ACTIVITY –
Output every record below precisely as it is written.

INPUT FOR THIS TASK –
■ ■ ■
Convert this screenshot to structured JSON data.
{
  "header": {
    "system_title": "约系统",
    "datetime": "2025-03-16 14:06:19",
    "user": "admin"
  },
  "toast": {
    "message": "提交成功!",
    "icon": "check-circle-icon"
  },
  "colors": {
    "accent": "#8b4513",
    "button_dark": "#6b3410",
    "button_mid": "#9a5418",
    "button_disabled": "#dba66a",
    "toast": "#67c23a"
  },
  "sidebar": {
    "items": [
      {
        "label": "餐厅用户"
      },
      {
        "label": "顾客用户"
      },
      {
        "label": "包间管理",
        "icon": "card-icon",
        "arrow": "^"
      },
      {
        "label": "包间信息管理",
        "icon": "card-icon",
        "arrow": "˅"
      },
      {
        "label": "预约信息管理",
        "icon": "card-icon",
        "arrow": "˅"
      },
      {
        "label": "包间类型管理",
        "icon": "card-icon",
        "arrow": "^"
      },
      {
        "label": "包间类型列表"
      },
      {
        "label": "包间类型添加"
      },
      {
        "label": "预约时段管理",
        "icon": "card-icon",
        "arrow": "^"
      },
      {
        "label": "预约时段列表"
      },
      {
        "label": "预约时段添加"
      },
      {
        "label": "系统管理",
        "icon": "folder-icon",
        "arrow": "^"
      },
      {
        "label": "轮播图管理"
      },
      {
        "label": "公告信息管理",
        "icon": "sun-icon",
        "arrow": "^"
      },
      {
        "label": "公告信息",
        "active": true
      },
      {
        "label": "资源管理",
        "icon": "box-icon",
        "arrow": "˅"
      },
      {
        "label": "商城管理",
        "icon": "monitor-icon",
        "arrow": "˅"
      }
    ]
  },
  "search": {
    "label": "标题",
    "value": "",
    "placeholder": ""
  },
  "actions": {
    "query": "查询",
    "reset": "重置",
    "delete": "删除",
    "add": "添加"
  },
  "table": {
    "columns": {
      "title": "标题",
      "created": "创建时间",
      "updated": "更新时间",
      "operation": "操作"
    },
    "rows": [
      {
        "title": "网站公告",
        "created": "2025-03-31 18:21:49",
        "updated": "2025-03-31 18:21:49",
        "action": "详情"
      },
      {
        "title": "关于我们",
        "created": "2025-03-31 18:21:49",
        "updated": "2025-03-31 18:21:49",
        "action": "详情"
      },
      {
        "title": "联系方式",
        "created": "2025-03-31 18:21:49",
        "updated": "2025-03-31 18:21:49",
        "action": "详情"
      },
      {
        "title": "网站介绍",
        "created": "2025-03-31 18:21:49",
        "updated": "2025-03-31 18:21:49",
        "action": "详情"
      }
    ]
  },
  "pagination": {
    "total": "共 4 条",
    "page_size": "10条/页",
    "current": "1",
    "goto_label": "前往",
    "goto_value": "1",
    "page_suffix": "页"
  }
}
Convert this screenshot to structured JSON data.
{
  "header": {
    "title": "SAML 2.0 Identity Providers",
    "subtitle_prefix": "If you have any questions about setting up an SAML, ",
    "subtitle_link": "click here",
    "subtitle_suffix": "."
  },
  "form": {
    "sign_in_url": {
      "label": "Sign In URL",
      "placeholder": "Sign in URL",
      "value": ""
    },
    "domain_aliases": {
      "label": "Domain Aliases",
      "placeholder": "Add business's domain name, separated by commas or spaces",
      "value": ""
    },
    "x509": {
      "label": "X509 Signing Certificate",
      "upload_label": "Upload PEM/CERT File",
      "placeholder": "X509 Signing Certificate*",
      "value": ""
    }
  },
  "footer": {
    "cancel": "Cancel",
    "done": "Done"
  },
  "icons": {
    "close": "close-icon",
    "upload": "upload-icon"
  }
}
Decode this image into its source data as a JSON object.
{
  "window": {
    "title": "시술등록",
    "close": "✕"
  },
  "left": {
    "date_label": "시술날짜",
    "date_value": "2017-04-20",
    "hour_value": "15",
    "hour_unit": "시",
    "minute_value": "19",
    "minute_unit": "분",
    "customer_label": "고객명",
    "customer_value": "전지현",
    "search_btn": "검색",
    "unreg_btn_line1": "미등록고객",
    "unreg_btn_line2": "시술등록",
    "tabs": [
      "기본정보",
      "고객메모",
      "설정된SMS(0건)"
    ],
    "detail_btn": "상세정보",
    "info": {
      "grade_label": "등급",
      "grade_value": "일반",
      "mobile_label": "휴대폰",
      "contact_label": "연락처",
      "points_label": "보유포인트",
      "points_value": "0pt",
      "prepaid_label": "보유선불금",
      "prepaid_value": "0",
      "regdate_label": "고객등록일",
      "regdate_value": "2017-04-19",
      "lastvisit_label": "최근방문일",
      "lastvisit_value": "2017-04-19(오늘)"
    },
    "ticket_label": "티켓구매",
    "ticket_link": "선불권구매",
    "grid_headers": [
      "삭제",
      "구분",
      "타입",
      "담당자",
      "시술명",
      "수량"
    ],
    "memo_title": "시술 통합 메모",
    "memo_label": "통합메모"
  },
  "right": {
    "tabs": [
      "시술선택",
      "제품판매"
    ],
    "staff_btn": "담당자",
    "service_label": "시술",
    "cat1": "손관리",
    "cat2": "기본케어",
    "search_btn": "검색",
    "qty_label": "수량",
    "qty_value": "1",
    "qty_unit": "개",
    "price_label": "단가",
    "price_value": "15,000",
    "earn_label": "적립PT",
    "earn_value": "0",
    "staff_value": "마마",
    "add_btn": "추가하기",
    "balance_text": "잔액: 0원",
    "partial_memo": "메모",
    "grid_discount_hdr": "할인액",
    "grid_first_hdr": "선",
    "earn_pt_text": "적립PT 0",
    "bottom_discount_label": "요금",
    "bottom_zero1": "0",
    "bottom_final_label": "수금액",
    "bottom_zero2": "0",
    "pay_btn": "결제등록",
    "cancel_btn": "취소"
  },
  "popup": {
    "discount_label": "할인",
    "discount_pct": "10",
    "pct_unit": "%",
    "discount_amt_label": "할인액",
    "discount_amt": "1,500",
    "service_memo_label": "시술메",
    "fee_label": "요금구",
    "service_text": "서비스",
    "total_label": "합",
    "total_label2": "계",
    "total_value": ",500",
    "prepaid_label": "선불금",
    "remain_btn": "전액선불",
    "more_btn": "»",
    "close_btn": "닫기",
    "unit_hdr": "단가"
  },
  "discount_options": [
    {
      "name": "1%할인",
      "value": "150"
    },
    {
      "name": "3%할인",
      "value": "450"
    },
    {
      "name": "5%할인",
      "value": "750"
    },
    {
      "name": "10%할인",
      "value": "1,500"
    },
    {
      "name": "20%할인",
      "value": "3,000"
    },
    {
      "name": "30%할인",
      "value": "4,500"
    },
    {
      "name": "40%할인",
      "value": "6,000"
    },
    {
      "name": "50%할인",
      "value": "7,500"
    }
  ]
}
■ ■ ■
EXERCISE SOLUTION –
Convert this screenshot to structured JSON data.
{
  "header": {
    "system_title": "约系统",
    "datetime": "2025-03-16 14:06:19",
    "user": "admin"
  },
  "toast": {
    "message": "提交成功!",
    "icon": "check-circle-icon"
  },
  "colors": {
    "accent": "#8b4513",
    "button_dark": "#6b3410",
    "button_mid": "#9a5418",
    "button_disabled": "#dba66a",
    "toast": "#67c23a"
  },
  "sidebar": {
    "items": [
      {
        "label": "餐厅用户"
      },
      {
        "label": "顾客用户"
      },
      {
        "label": "包间管理",
        "icon": "card-icon",
        "arrow": "^"
      },
      {
        "label": "包间信息管理",
        "icon": "card-icon",
        "arrow": "˅"
      },
      {
        "label": "预约信息管理",
        "icon": "card-icon",
        "arrow": "˅"
      },
      {
        "label": "包间类型管理",
        "icon": "card-icon",
        "arrow": "^"
      },
      {
        "label": "包间类型列表"
      },
      {
        "label": "包间类型添加"
      },
      {
        "label": "预约时段管理",
        "icon": "card-icon",
        "arrow": "^"
      },
      {
        "label": "预约时段列表"
      },
      {
        "label": "预约时段添加"
      },
      {
        "label": "系统管理",
        "icon": "folder-icon",
        "arrow": "^"
      },
      {
        "label": "轮播图管理"
      },
      {
        "label": "公告信息管理",
        "icon": "sun-icon",
        "arrow": "^"
      },
      {
        "label": "公告信息",
        "active": true
      },
      {
        "label": "资源管理",
        "icon": "box-icon",
        "arrow": "˅"
      },
      {
        "label": "商城管理",
        "icon": "monitor-icon",
        "arrow": "˅"
      }
    ]
  },
  "search": {
    "label": "标题",
    "value": "",
    "placeholder": ""
  },
  "actions": {
    "query": "查询",
    "reset": "重置",
    "delete": "删除",
    "add": "添加"
  },
  "table": {
    "columns": {
      "title": "标题",
      "created": "创建时间",
      "updated": "更新时间",
      "operation": "操作"
    },
    "rows": [
      {
        "title": "网站公告",
        "created": "2025-03-31 18:21:49",
        "updated": "2025-03-31 18:21:49",
        "action": "详情"
      },
      {
        "title": "关于我们",
        "created": "2025-03-31 18:21:49",
        "updated": "2025-03-31 18:21:49",
        "action": "详情"
      },
      {
        "title": "联系方式",
        "created": "2025-03-31 18:21:49",
        "updated": "2025-03-31 18:21:49",
        "action": "详情"
      },
      {
        "title": "网站介绍",
        "created": "2025-03-31 18:21:49",
        "updated": "2025-03-31 18:21:49",
        "action": "详情"
      }
    ]
  },
  "pagination": {
    "total": "共 4 条",
    "page_size": "10条/页",
    "current": "1",
    "goto_label": "前往",
    "goto_value": "1",
    "page_suffix": "页"
  }
}
Convert this screenshot to structured JSON data.
{
  "header": {
    "title": "SAML 2.0 Identity Providers",
    "subtitle_prefix": "If you have any questions about setting up an SAML, ",
    "subtitle_link": "click here",
    "subtitle_suffix": "."
  },
  "form": {
    "sign_in_url": {
      "label": "Sign In URL",
      "placeholder": "Sign in URL",
      "value": ""
    },
    "domain_aliases": {
      "label": "Domain Aliases",
      "placeholder": "Add business's domain name, separated by commas or spaces",
      "value": ""
    },
    "x509": {
      "label": "X509 Signing Certificate",
      "upload_label": "Upload PEM/CERT File",
      "placeholder": "X509 Signing Certificate*",
      "value": ""
    }
  },
  "footer": {
    "cancel": "Cancel",
    "done": "Done"
  },
  "icons": {
    "close": "close-icon",
    "upload": "upload-icon"
  }
}
Decode this image into its source data as a JSON object.
{
  "window": {
    "title": "시술등록",
    "close": "✕"
  },
  "left": {
    "date_label": "시술날짜",
    "date_value": "2017-04-20",
    "hour_value": "15",
    "hour_unit": "시",
    "minute_value": "19",
    "minute_unit": "분",
    "customer_label": "고객명",
    "customer_value": "전지현",
    "search_btn": "검색",
    "unreg_btn_line1": "미등록고객",
    "unreg_btn_line2": "시술등록",
    "tabs": [
      "기본정보",
      "고객메모",
      "설정된SMS(0건)"
    ],
    "detail_btn": "상세정보",
    "info": {
      "grade_label": "등급",
      "grade_value": "일반",
      "mobile_label": "휴대폰",
      "contact_label": "연락처",
      "points_label": "보유포인트",
      "points_value": "0pt",
      "prepaid_label": "보유선불금",
      "prepaid_value": "0",
      "regdate_label": "고객등록일",
      "regdate_value": "2017-04-19",
      "lastvisit_label": "최근방문일",
      "lastvisit_value": "2017-04-19(오늘)"
    },
    "ticket_label": "티켓구매",
    "ticket_link": "선불권구매",
    "grid_headers": [
      "삭제",
      "구분",
      "타입",
      "담당자",
      "시술명",
      "수량"
    ],
    "memo_title": "시술 통합 메모",
    "memo_label": "통합메모"
  },
  "right": {
    "tabs": [
      "시술선택",
      "제품판매"
    ],
    "staff_btn": "담당자",
    "service_label": "시술",
    "cat1": "손관리",
    "cat2": "기본케어",
    "search_btn": "검색",
    "qty_label": "수량",
    "qty_value": "1",
    "qty_unit": "개",
    "price_label": "단가",
    "price_value": "15,000",
    "earn_label": "적립PT",
    "earn_value": "0",
    "staff_value": "마마",
    "add_btn": "추가하기",
    "balance_text": "잔액: 0원",
    "partial_memo": "메모",
    "grid_discount_hdr": "할인액",
    "grid_first_hdr": "선",
    "earn_pt_text": "적립PT 0",
    "bottom_discount_label": "요금",
    "bottom_zero1": "0",
    "bottom_final_label": "수금액",
    "bottom_zero2": "0",
    "pay_btn": "결제등록",
    "cancel_btn": "취소"
  },
  "popup": {
    "discount_label": "할인",
    "discount_pct": "10",
    "pct_unit": "%",
    "discount_amt_label": "할인액",
    "discount_amt": "1,500",
    "service_memo_label": "시술메",
    "fee_label": "요금구",
    "service_text": "서비스",
    "total_label": "합",
    "total_label2": "계",
    "total_value": ",500",
    "prepaid_label": "선불금",
    "remain_btn": "전액선불",
    "more_btn": "»",
    "close_btn": "닫기",
    "unit_hdr": "단가"
  },
  "discount_options": [
    {
      "name": "1%할인",
      "value": "150"
    },
    {
      "name": "3%할인",
      "value": "450"
    },
    {
      "name": "5%할인",
      "value": "750"
    },
    {
      "name": "10%할인",
      "value": "1,500"
    },
    {
      "name": "20%할인",
      "value": "3,000"
    },
    {
      "name": "30%할인",
      "value": "4,500"
    },
    {
      "name": "40%할인",
      "value": "6,000"
    },
    {
      "name": "50%할인",
      "value": "7,500"
    }
  ]
}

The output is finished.